by aliquis on Fri 16th Jan 2009 09:49 UTC
Member since:

Personally I have never understood why schools focus education against the office package specifically. I'm born 79 and have used computers since I was like say 8 years old or something but I've learned by using.

I know that you can set font sizes, fonts, marginals and such in any application for writing, I have a fairly good sense for how to find those functions but don't expect to find them in a specific place. But give me some time and I'll get whatever I wanted to do done even if I have never used the software before.

And yes, most people just use a very small part of the functionality so why not teach the common stuff in general instead of Office specific?

Things was easier in the days of claris works ;)

Anyhow, I used Pages yesterday, I had no idea where to set marginals and move around layout elements but once I found them it made quite a lot of sense to have them there they was instead of hidden away in some deep menu where you need to have learnt where it's located to find it.

Reply Score: 7

3rdalbum Member since:

Re: "Things was easier in the days of Claris Works"

Not really - if you'd given me a Clarisworks document, I wouldn't have been able to have opened it. I used Symantec Greatworks :-)

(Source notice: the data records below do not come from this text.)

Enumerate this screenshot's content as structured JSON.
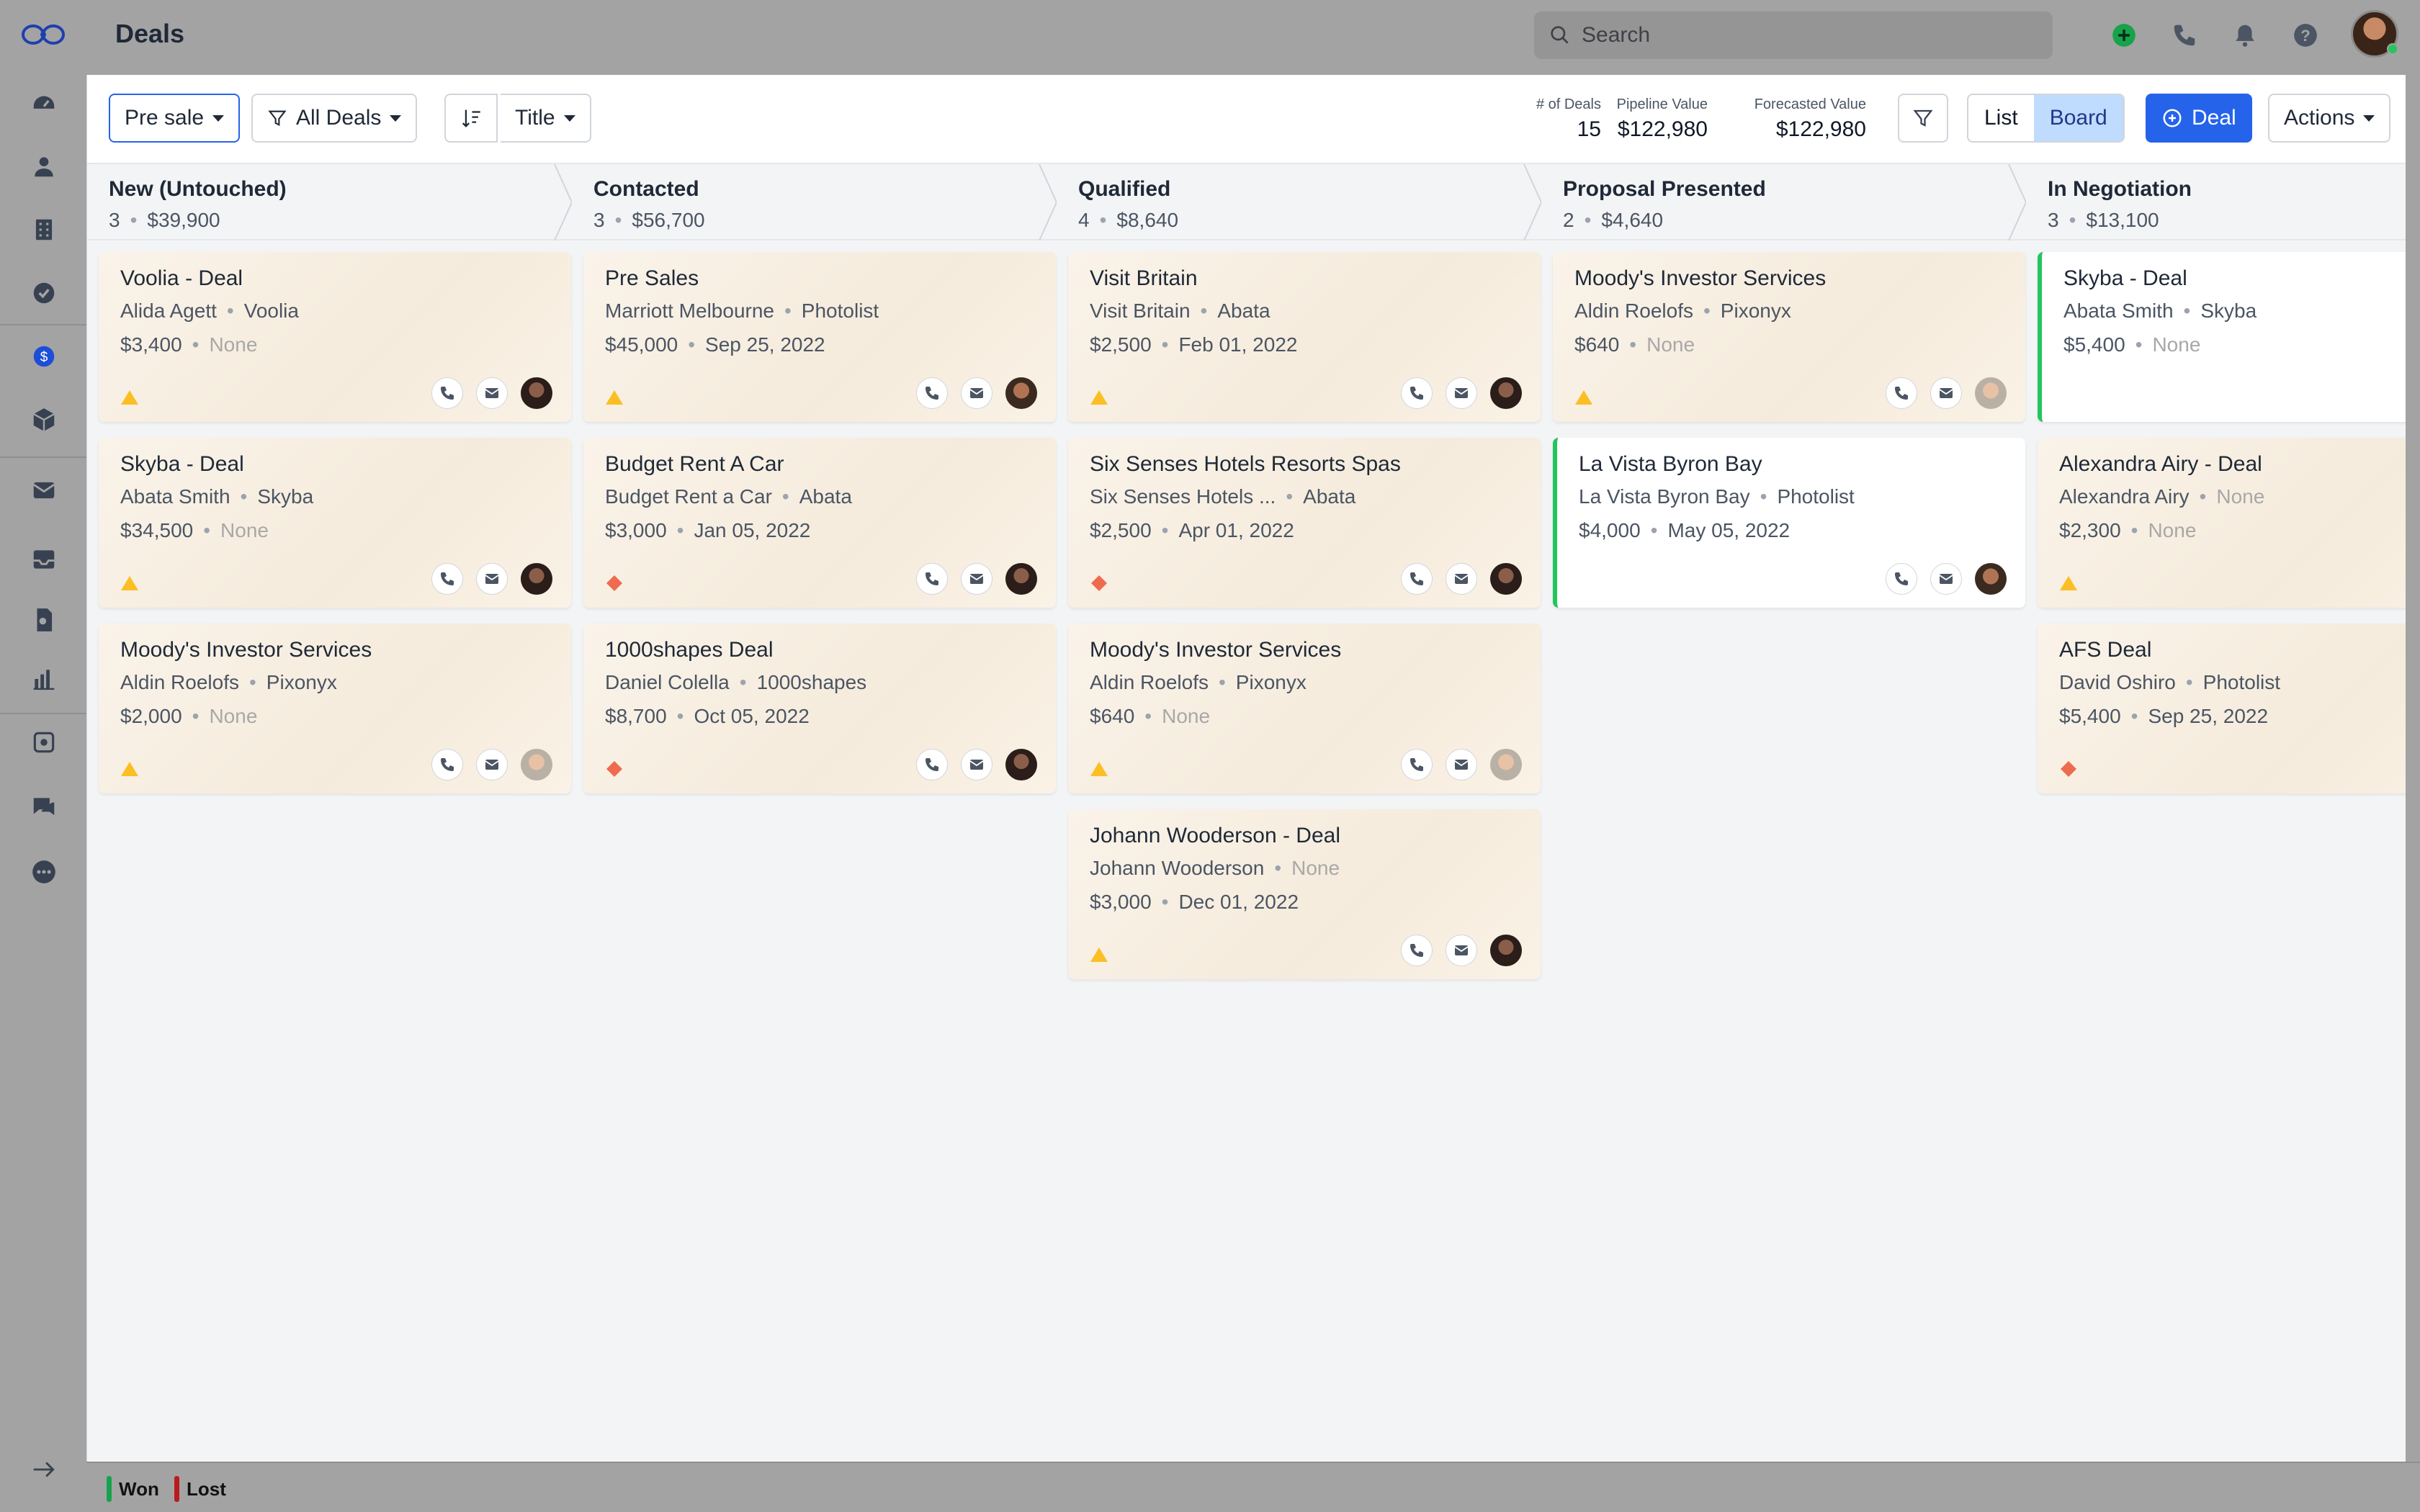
{
  "app": {
    "page_title": "Deals"
  },
  "search": {
    "placeholder": "Search"
  },
  "toolbar": {
    "pipeline": "Pre sale",
    "filter": "All Deals",
    "sort_field": "Title",
    "stats": [
      {
        "label": "# of Deals",
        "value": "15"
      },
      {
        "label": "Pipeline Value",
        "value": "$122,980"
      },
      {
        "label": "Forecasted Value",
        "value": "$122,980"
      }
    ],
    "view_list": "List",
    "view_board": "Board",
    "add_deal": "Deal",
    "actions": "Actions"
  },
  "columns": [
    {
      "name": "New (Untouched)",
      "count": "3",
      "value": "$39,900",
      "cards": [
        {
          "title": "Voolia - Deal",
          "person": "Alida Agett",
          "company": "Voolia",
          "amount": "$3,400",
          "date": "None",
          "priority": "medium",
          "avatar": "woman-dark"
        },
        {
          "title": "Skyba - Deal",
          "person": "Abata Smith",
          "company": "Skyba",
          "amount": "$34,500",
          "date": "None",
          "priority": "medium",
          "avatar": "woman-dark"
        },
        {
          "title": "Moody's Investor Services",
          "person": "Aldin Roelofs",
          "company": "Pixonyx",
          "amount": "$2,000",
          "date": "None",
          "priority": "medium",
          "avatar": "man-gray"
        }
      ]
    },
    {
      "name": "Contacted",
      "count": "3",
      "value": "$56,700",
      "cards": [
        {
          "title": "Pre Sales",
          "person": "Marriott Melbourne",
          "company": "Photolist",
          "amount": "$45,000",
          "date": "Sep 25, 2022",
          "priority": "medium",
          "avatar": "man-dark"
        },
        {
          "title": "Budget Rent A Car",
          "person": "Budget Rent a Car",
          "company": "Abata",
          "amount": "$3,000",
          "date": "Jan 05, 2022",
          "priority": "high",
          "avatar": "woman-dark"
        },
        {
          "title": "1000shapes Deal",
          "person": "Daniel Colella",
          "company": "1000shapes",
          "amount": "$8,700",
          "date": "Oct 05, 2022",
          "priority": "high",
          "avatar": "woman-dark"
        }
      ]
    },
    {
      "name": "Qualified",
      "count": "4",
      "value": "$8,640",
      "cards": [
        {
          "title": "Visit Britain",
          "person": "Visit Britain",
          "company": "Abata",
          "amount": "$2,500",
          "date": "Feb 01, 2022",
          "priority": "medium",
          "avatar": "woman-dark"
        },
        {
          "title": "Six Senses Hotels Resorts Spas",
          "person": "Six Senses Hotels ...",
          "company": "Abata",
          "amount": "$2,500",
          "date": "Apr 01, 2022",
          "priority": "high",
          "avatar": "woman-dark"
        },
        {
          "title": "Moody's Investor Services",
          "person": "Aldin Roelofs",
          "company": "Pixonyx",
          "amount": "$640",
          "date": "None",
          "priority": "medium",
          "avatar": "man-gray"
        },
        {
          "title": "Johann Wooderson - Deal",
          "person": "Johann Wooderson",
          "company": "None",
          "amount": "$3,000",
          "date": "Dec 01, 2022",
          "priority": "medium",
          "avatar": "woman-dark"
        }
      ]
    },
    {
      "name": "Proposal Presented",
      "count": "2",
      "value": "$4,640",
      "cards": [
        {
          "title": "Moody's Investor Services",
          "person": "Aldin Roelofs",
          "company": "Pixonyx",
          "amount": "$640",
          "date": "None",
          "priority": "medium",
          "avatar": "man-gray"
        },
        {
          "title": "La Vista Byron Bay",
          "person": "La Vista Byron Bay",
          "company": "Photolist",
          "amount": "$4,000",
          "date": "May 05, 2022",
          "priority": "none",
          "avatar": "man-dark",
          "won": true
        }
      ]
    },
    {
      "name": "In Negotiation",
      "count": "3",
      "value": "$13,100",
      "cards": [
        {
          "title": "Skyba - Deal",
          "person": "Abata Smith",
          "company": "Skyba",
          "amount": "$5,400",
          "date": "None",
          "priority": "none",
          "avatar": "",
          "won": true
        },
        {
          "title": "Alexandra Airy - Deal",
          "person": "Alexandra Airy",
          "company": "None",
          "amount": "$2,300",
          "date": "None",
          "priority": "medium",
          "avatar": ""
        },
        {
          "title": "AFS Deal",
          "person": "David Oshiro",
          "company": "Photolist",
          "amount": "$5,400",
          "date": "Sep 25, 2022",
          "priority": "high",
          "avatar": ""
        }
      ]
    }
  ],
  "footer": {
    "won": "Won",
    "lost": "Lost"
  },
  "colors": {
    "won": "#16a34a",
    "lost": "#b91c1c",
    "medium_priority": "#fbbf24",
    "high_priority": "#ef4444",
    "accent": "#2563eb"
  }
}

Reply Parent Score: 2

jabbotts Member since:

Teach students skills not brand names.

The current aproach is to teach a brand name. Students don't learn computers and office programs, they learn Microsoft Windows and Microsoft Office. This is like teaching all the shop kids to use a hammer but only if it's a B&D #4 hammer with B&D #4 nails.

Students come out of school and sit infront of a machine that isn't Office and they have a panic attack; "but this isn't Word, how can it possible write words?"

Stick them infront of anything but WindowsXP desktop and they can't even figure out how to reach out and touch the bloody mouse.

Teach students how to use word processors not Word. They should use two or three at least during the yer they do word processing, spreadsheets and basic databases (this was Grade10 around here). If a file format can not be opened in multiple word processors; it's not accepted within the schools; sort of like all those government offices deciding that documents to and from constituents should be accessible on more than just Windows/Office crippled systems.

Reply Parent Score: 8